Scientists reveal single-neuron gene landscape of the human brain

From PhysOrg: A team of scientists at The Scripps Research Institute (TSRI), University of California, San Diego (UC San Diego) and Illumina, Inc., has completed the first large-scale assessment of single neuronal "transcriptomes." Their research reveals a surprising diversity in the molecules that human brain cells use in transcribing genetic information from DNA to RNA and producing proteins.


The Unbelievable Tale of Jesus’s Wife

Ariel Sabar in The Atlantic: On a humid afternoon this past November, I pulled off Interstate 75 into a stretch of Florida pine forest tangled with runaway vines.

Breakthrough in understanding the chills and thrills of musical rapture

Ian Sample in The Guardian: The skin comes out in goosebumps and tingles run up the spine.
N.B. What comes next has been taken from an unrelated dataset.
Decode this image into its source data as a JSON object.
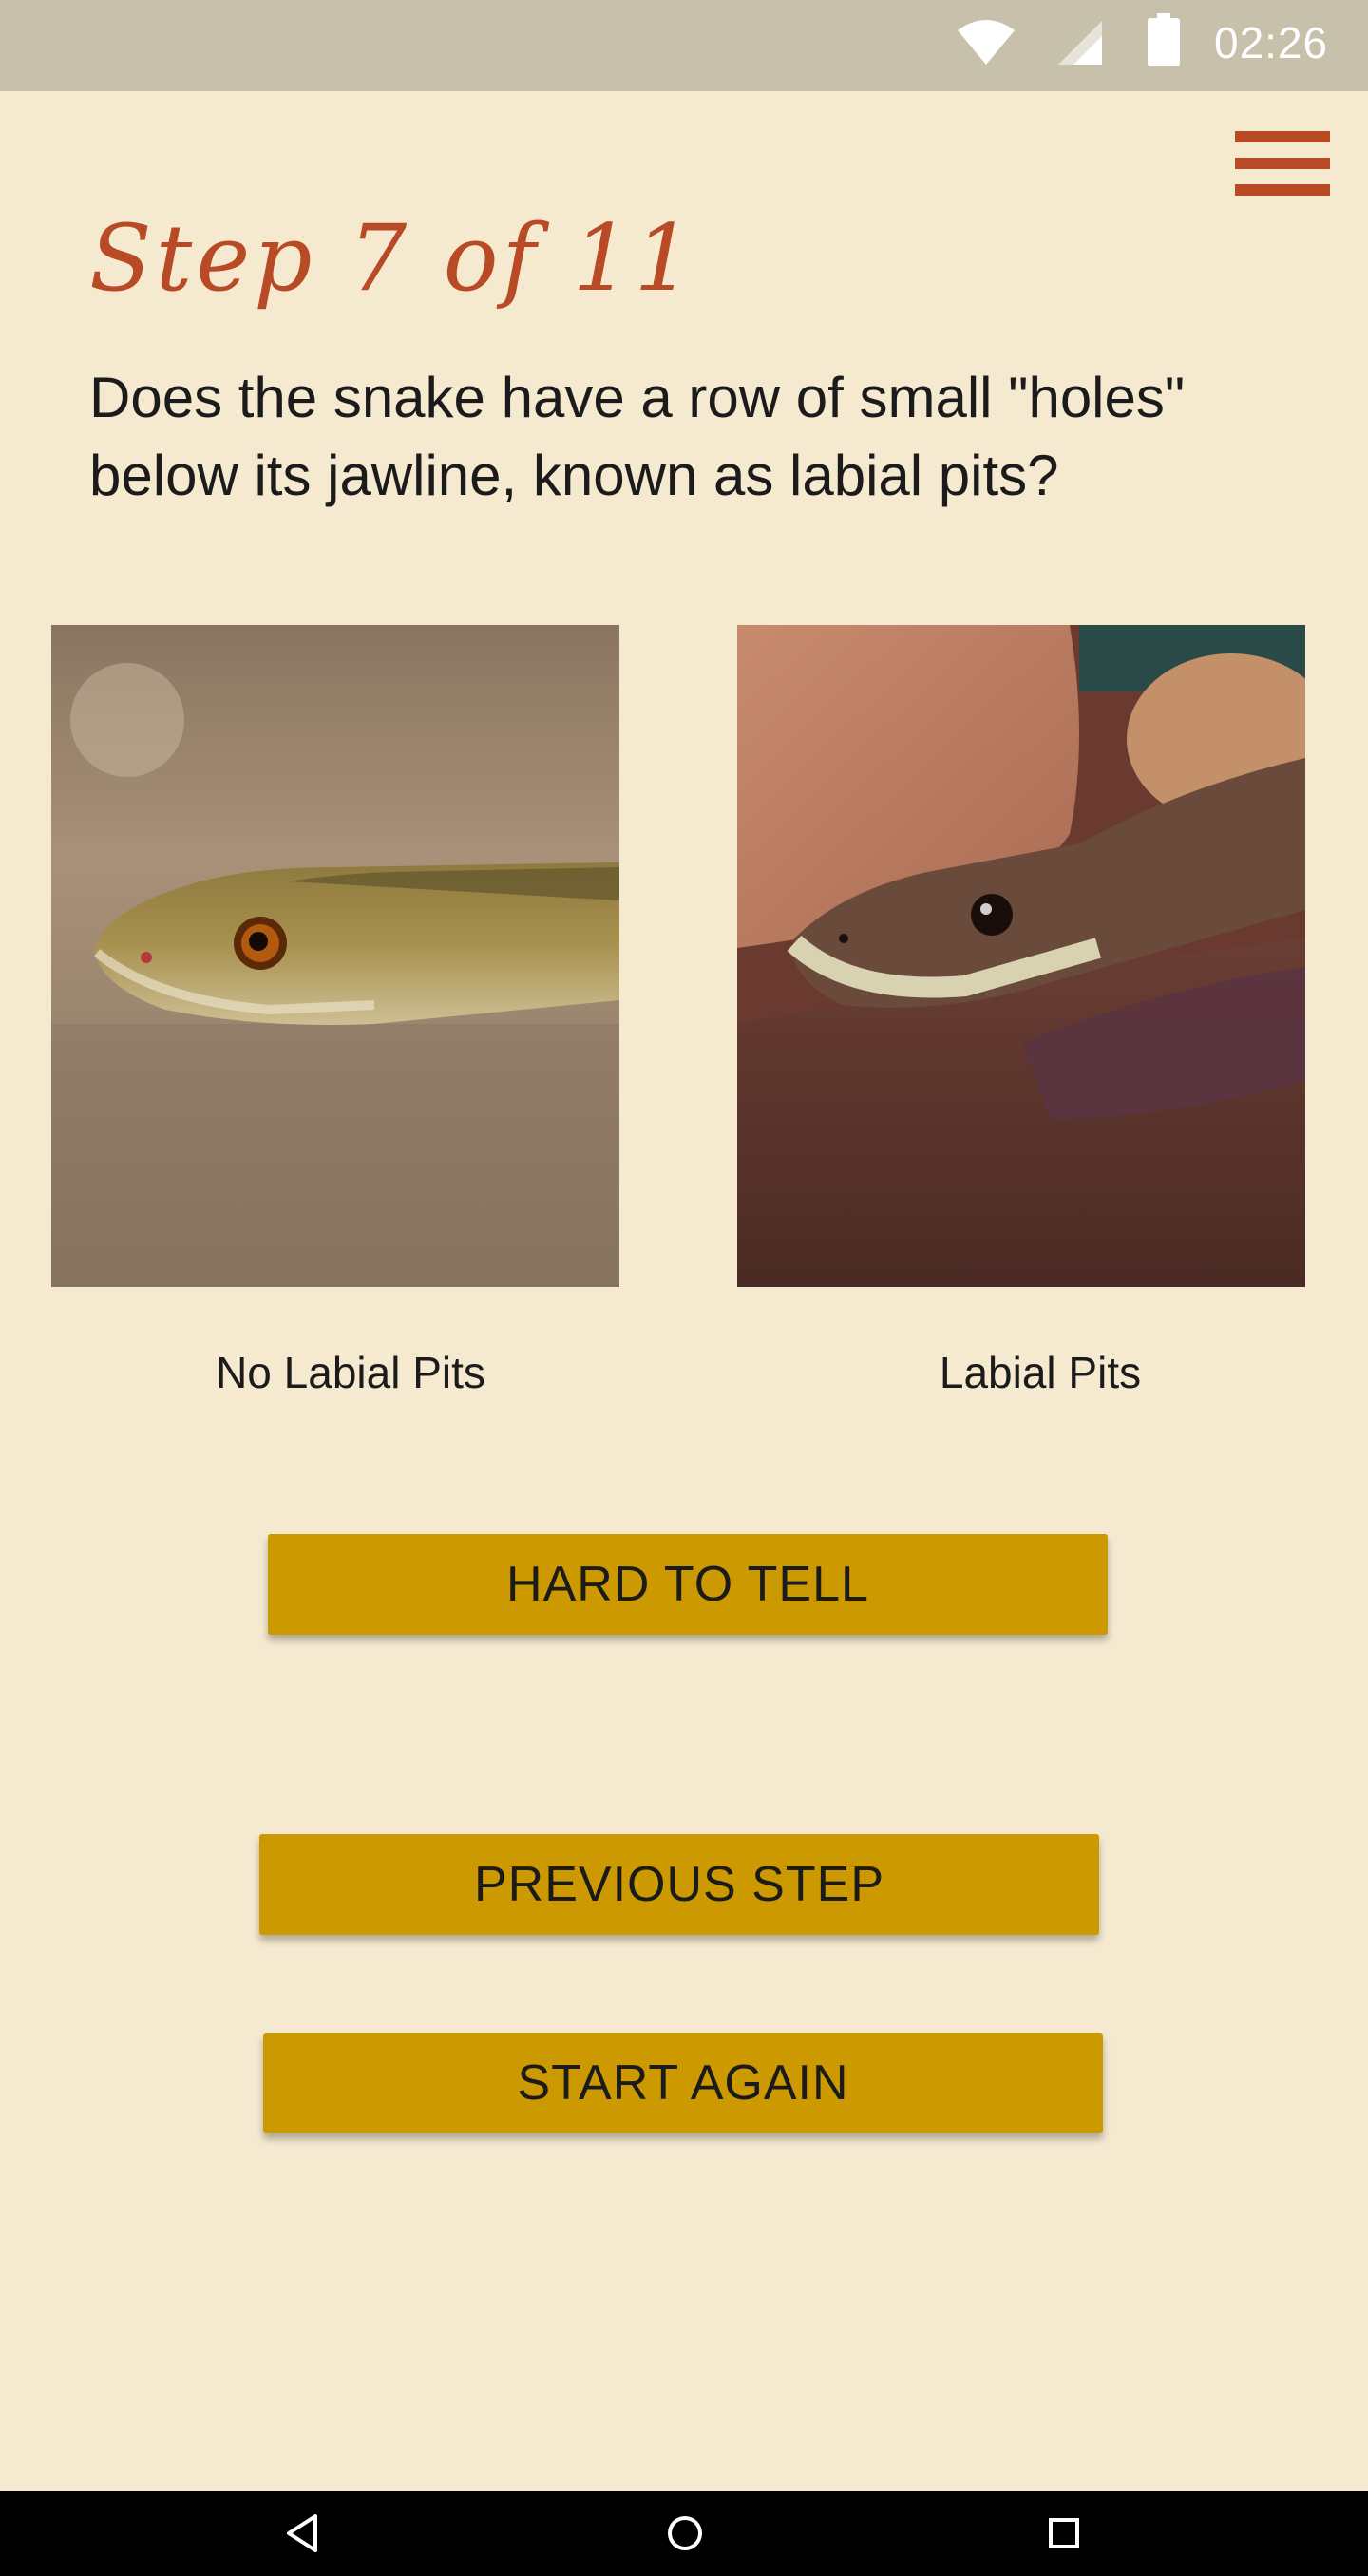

But how particular pieces of music can induce such rapturous effects in people has stumped researchers for centuries.

George Soros: The Brexit crash will make all of you poorer

From The Guardian: David Cameron, along with the Treasury, the Bank of England, the International Monetary Fund and others have been attacked by the leave campaign for exaggerating the economic risks of Brexit.
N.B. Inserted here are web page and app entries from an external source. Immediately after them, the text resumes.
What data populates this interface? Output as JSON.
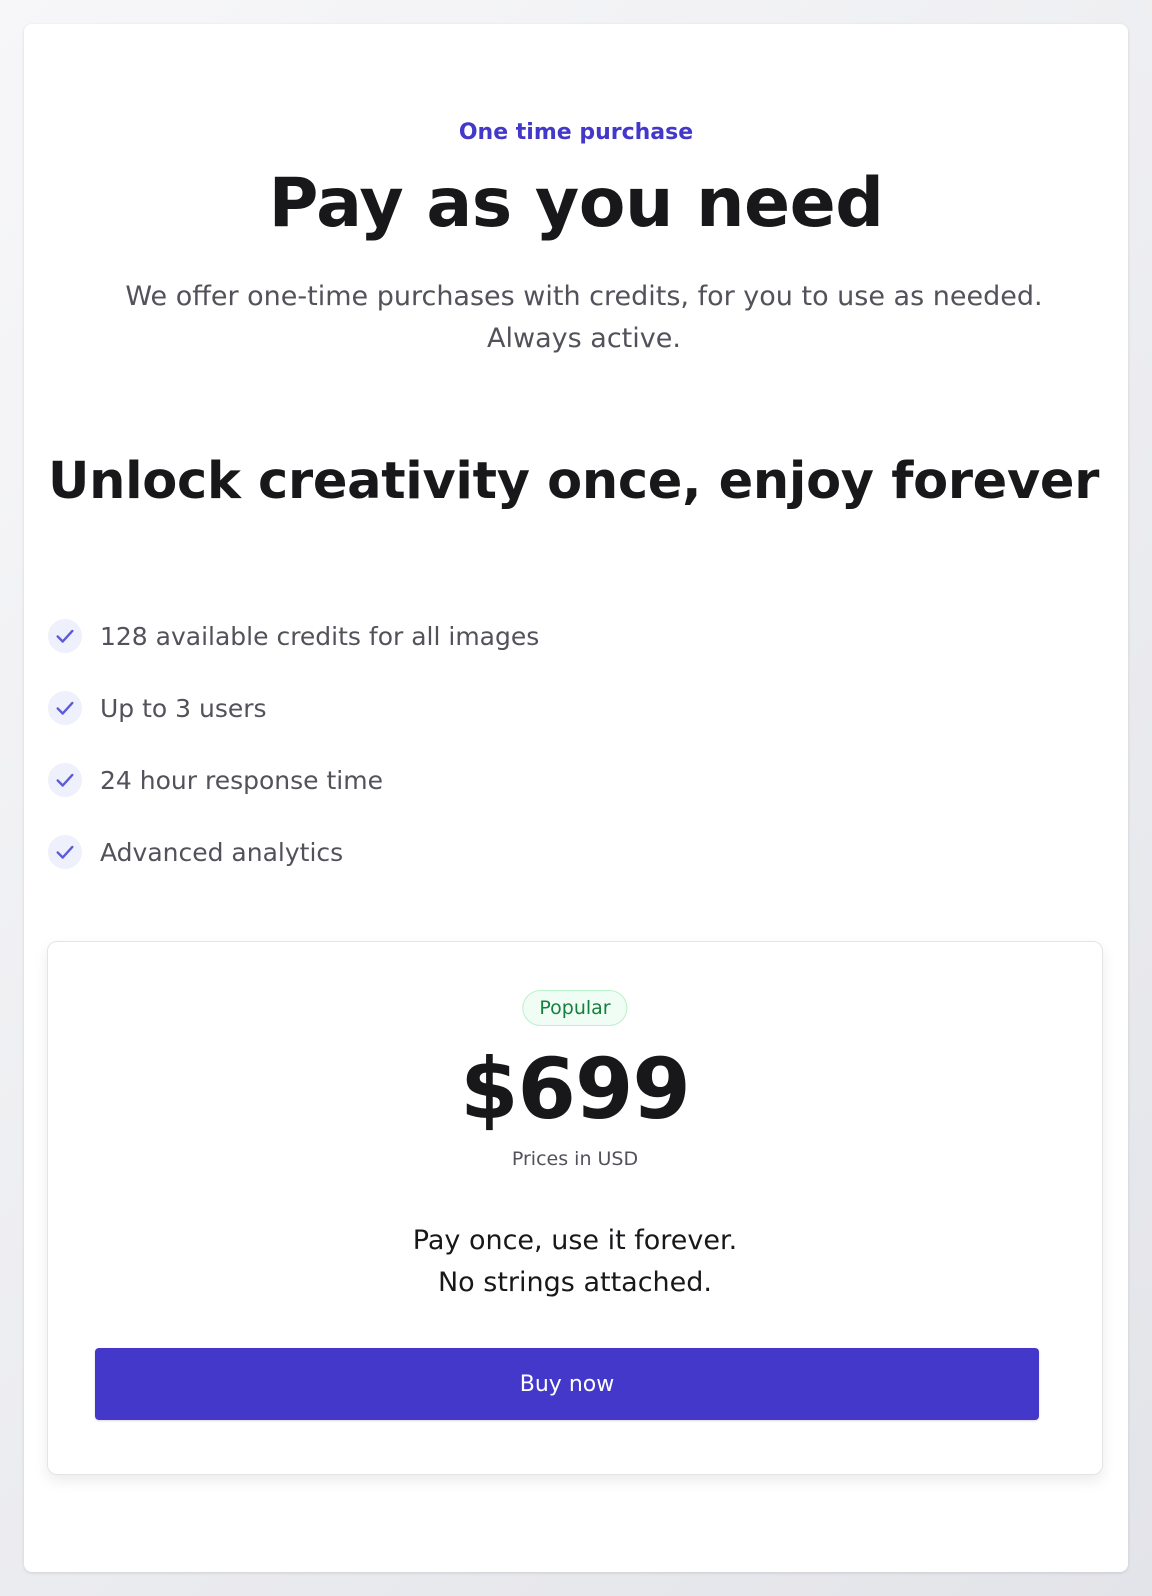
{
  "header": {
    "eyebrow": "One time purchase",
    "title": "Pay as you need",
    "subtitle_line1": "We offer one-time purchases with credits, for you to use as needed.",
    "subtitle_line2": "Always active."
  },
  "section": {
    "heading": "Unlock creativity once, enjoy forever"
  },
  "features": [
    {
      "label": "128 available credits for all images",
      "icon": "check-icon"
    },
    {
      "label": "Up to 3 users",
      "icon": "check-icon"
    },
    {
      "label": "24 hour response time",
      "icon": "check-icon"
    },
    {
      "label": "Advanced analytics",
      "icon": "check-icon"
    }
  ],
  "pricing": {
    "badge": "Popular",
    "price": "$699",
    "currency_note": "Prices in USD",
    "pitch_line1": "Pay once, use it forever.",
    "pitch_line2": "No strings attached.",
    "button_label": "Buy now"
  },
  "colors": {
    "accent": "#4338ca",
    "badge_text": "#15803d",
    "badge_bg": "#f0fdf4",
    "check_bg": "#eef0fb"
  }
}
How to Plug In Your Brain

David Noonan in Smithsonian: Two hundred and thirty-five years after the Italian scientist Luigi Galvani reported that dismembered frog legs twitch in response to a static charge applied to a nerve, we are still exploring the mysteries of what he called “animal electricity,” especially in the brain.
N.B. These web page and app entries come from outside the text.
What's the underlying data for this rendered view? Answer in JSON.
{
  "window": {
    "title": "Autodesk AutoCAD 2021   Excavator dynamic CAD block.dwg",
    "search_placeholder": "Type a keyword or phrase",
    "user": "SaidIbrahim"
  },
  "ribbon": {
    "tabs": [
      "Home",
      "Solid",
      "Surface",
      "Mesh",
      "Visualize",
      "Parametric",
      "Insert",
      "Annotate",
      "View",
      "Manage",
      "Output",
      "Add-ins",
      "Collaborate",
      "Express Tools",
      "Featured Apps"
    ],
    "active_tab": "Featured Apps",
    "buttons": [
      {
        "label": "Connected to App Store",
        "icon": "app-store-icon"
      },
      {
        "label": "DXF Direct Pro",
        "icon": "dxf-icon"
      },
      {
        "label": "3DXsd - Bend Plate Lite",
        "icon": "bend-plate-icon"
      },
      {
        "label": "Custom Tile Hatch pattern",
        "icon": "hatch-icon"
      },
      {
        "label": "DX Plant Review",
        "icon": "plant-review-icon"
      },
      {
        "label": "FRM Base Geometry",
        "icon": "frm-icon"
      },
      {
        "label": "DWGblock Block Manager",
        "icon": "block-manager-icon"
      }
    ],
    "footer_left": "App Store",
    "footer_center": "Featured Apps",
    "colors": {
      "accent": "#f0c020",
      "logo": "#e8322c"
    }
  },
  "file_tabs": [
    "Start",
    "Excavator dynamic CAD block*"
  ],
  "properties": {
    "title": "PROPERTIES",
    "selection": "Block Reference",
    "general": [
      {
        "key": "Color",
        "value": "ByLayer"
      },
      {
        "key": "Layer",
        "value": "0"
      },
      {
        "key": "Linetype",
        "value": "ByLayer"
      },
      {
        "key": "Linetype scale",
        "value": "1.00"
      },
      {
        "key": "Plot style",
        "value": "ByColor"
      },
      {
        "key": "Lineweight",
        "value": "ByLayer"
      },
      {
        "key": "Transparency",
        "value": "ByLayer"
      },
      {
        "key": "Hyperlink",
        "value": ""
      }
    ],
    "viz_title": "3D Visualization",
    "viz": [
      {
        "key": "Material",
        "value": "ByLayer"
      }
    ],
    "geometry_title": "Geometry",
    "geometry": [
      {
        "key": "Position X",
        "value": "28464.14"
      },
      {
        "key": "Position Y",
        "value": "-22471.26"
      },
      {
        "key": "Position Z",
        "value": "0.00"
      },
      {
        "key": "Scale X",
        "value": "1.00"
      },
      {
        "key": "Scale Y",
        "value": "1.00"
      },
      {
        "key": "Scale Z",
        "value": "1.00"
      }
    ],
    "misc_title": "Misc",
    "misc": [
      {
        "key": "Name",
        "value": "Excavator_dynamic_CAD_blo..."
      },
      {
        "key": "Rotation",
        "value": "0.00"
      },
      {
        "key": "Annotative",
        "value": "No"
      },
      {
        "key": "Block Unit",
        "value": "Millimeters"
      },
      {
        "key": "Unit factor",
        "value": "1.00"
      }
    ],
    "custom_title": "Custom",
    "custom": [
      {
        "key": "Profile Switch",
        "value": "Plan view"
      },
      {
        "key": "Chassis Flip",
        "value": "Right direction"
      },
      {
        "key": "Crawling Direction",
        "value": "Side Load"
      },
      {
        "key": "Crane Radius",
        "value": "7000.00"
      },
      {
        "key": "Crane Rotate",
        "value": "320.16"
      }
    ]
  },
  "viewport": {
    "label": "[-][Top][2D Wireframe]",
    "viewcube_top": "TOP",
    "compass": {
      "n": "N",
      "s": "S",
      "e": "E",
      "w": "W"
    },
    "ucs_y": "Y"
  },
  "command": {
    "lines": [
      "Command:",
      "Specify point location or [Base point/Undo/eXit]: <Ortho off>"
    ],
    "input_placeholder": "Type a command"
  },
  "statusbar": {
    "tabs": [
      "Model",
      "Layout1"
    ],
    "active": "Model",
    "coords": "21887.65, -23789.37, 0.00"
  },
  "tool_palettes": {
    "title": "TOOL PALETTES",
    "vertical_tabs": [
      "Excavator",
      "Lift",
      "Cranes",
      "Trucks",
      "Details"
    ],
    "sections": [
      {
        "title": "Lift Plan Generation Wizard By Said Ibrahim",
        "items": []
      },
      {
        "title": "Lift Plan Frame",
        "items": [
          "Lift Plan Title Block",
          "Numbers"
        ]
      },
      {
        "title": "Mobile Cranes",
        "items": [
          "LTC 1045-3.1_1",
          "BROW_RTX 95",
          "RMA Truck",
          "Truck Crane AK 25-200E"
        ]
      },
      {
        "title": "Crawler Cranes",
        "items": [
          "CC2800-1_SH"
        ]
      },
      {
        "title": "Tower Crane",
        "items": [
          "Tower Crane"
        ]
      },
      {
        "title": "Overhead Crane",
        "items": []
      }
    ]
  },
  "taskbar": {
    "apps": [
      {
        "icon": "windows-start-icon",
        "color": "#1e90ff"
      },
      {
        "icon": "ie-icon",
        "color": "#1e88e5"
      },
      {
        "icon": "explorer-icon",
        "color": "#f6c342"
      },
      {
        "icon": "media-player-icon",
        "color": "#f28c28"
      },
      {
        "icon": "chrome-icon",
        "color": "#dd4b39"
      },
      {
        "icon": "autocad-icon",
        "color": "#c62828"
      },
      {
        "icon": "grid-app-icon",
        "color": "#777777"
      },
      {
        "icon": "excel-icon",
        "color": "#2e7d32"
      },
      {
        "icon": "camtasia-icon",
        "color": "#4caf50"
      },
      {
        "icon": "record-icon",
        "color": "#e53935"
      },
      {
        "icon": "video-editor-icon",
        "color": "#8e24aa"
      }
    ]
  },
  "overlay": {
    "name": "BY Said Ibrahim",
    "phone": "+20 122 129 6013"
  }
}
Thursday Poem

Hearing Parker for the First Time The blue notes spiraling up from the transistor radio tuned to WNOE, New Orleans, lifted me out of bed in Seward County, Kansas, where the plains wind riffed telephone wires in tones less strange than the bird songs of Charlie Parker.

‘Holy grail’ of breast-cancer prevention in high-risk women may be in sight

From KurzweilAI: Australian researchers have discovered that an existing medication could have promise in preventing breast cancer in women carrying a faulty BRCA1 gene, who are at high risk of developing aggressive breast cancer.

“You Had No Address”

Sumayya Kassamali in Caravan: “AND WERE YOU POLITICALLY INVOLVED in Beirut?” an interviewer once asked Faiz Ahmed Faiz, arguably the greatest Urdu poet of the last century.

Brexit supporters say they're worried about immigration. The real problems are deeper.

Daniel Davies in Vox: One big factor is that the character of a neighborhood is changed by the kind of people who move out just as much as by the kind of people who move in.

Review of Jacob Hacker and Paul Pierson's American Amnesia

Henry Farrell in Crooked Timber: Jacob Hacker and Paul Pierson’s new book, American Amnesia: How the War on Government Led Us to Forget What Made America Prosper does four things.